The National Branch Chamber of Drugs Wholesale Dealers asked for reducing the value-added tax on medicines to 7 per cent. The change will optimise the national pharmaceutical market, suppliers explain. The distributors also insist that the state introduce concrete price-making mechanisms. A price war is currently on, they say, while there are no incentives for the competition in the quality of service. In order to make the sales price of medicines equal in all pharmacies, dealers propose a transparent price-making scheme to be introduced.In an open letter to Bulgaria's Prime Minister, the leaders of the Chamber underline that the agreements reached at the May 4, 2004 round table are not being observed. During that meeting the Minister of Finance Milen Velchev promised there would be a benign regime for the drugs import as of June 1. His ministry has sent instructions to the customs, but companies have not received permission to apply the new procedure yet. The Chairman of the Chamber, Vladimir Naidenov, accused the customs, too, of making unexpected checks in the customs warehouses trying to eliminate some of the market dealers.
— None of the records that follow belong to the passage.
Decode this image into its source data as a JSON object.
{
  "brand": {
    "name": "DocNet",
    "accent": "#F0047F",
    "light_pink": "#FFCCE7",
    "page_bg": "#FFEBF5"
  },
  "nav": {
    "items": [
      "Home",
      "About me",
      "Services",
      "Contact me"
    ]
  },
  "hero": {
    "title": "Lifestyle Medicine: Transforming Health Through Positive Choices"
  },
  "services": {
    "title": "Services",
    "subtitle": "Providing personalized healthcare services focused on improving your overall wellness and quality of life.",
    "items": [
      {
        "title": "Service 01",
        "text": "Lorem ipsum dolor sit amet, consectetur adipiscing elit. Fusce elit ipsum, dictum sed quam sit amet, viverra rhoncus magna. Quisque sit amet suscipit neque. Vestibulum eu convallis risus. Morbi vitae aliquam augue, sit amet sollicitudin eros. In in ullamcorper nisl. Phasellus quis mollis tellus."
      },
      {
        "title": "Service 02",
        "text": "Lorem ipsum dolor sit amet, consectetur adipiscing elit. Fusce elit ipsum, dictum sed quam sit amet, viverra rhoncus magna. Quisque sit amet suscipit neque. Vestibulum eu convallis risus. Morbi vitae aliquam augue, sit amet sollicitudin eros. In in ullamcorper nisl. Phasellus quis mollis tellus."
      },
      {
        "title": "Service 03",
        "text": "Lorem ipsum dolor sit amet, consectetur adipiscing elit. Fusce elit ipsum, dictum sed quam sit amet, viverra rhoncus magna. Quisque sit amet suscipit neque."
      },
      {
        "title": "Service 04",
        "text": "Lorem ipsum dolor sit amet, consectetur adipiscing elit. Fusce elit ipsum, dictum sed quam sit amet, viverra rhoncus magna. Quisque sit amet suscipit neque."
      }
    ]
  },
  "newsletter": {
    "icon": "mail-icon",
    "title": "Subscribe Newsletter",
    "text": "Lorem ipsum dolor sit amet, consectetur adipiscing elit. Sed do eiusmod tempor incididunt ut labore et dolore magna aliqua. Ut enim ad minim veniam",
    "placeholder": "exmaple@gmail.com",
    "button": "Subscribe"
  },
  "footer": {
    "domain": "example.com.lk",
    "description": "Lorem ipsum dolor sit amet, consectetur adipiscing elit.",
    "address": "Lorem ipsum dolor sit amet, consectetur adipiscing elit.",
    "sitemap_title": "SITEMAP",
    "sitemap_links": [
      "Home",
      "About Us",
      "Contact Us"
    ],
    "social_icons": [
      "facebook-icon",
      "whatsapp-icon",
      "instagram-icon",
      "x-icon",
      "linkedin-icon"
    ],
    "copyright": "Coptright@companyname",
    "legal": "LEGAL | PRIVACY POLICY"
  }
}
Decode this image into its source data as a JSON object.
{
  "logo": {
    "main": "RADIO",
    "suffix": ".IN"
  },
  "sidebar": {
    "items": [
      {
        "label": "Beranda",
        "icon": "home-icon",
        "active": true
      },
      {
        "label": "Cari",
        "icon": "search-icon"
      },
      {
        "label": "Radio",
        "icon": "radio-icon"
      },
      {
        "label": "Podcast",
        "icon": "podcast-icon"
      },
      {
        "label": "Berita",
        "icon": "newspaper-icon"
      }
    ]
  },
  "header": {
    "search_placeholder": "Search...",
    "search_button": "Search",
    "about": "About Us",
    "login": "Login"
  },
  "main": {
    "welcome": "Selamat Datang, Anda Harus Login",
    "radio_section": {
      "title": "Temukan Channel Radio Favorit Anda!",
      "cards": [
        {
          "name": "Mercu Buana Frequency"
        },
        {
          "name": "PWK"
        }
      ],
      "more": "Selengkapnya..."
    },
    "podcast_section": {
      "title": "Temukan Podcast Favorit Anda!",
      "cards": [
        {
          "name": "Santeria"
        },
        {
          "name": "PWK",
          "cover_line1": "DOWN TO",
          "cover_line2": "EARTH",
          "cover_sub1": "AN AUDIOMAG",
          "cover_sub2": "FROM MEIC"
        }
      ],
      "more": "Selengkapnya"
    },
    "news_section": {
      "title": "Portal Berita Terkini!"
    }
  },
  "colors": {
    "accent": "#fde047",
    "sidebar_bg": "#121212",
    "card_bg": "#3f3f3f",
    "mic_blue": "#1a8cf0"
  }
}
In his opinion the currently operating Customs Act corresponds to the European legislation but impedes the fast distribution of medicines. The reason is that the act requires that imported drugs stay in the customs warehouses until the VAT is paid on them. According to dealers, the medicines should not remain stored there for more than one day and the tax should be paid in the end of the month and not at the moment the drugs are released. Mr. Naidenov announced that he had gathered documents proving that the customs protect some of the companies. Violations worth BGN200MN have been committed thanks to that protection for a three-year period.Roumen Makaveev, Chairman of the Branch Chamber Ethic Commission and Mimex Executive Director, accused the National Healthcare Insurance Fund (NHIF) of trying to eliminate part of the drugs suppliers, too. Over a half of the fund's budget allocated for acquisition of expensive drugs goes to one distributor, he said. The distributor delivers a certain medicine to one region or to the whole country and thus impedes the loyal competition. The monopoly can only be broken and the opportunities for manipulation of the pharmaceutical market abolished if a supervising body is established in order to control the expedience of each order of the fund, Mr. Makaveev said.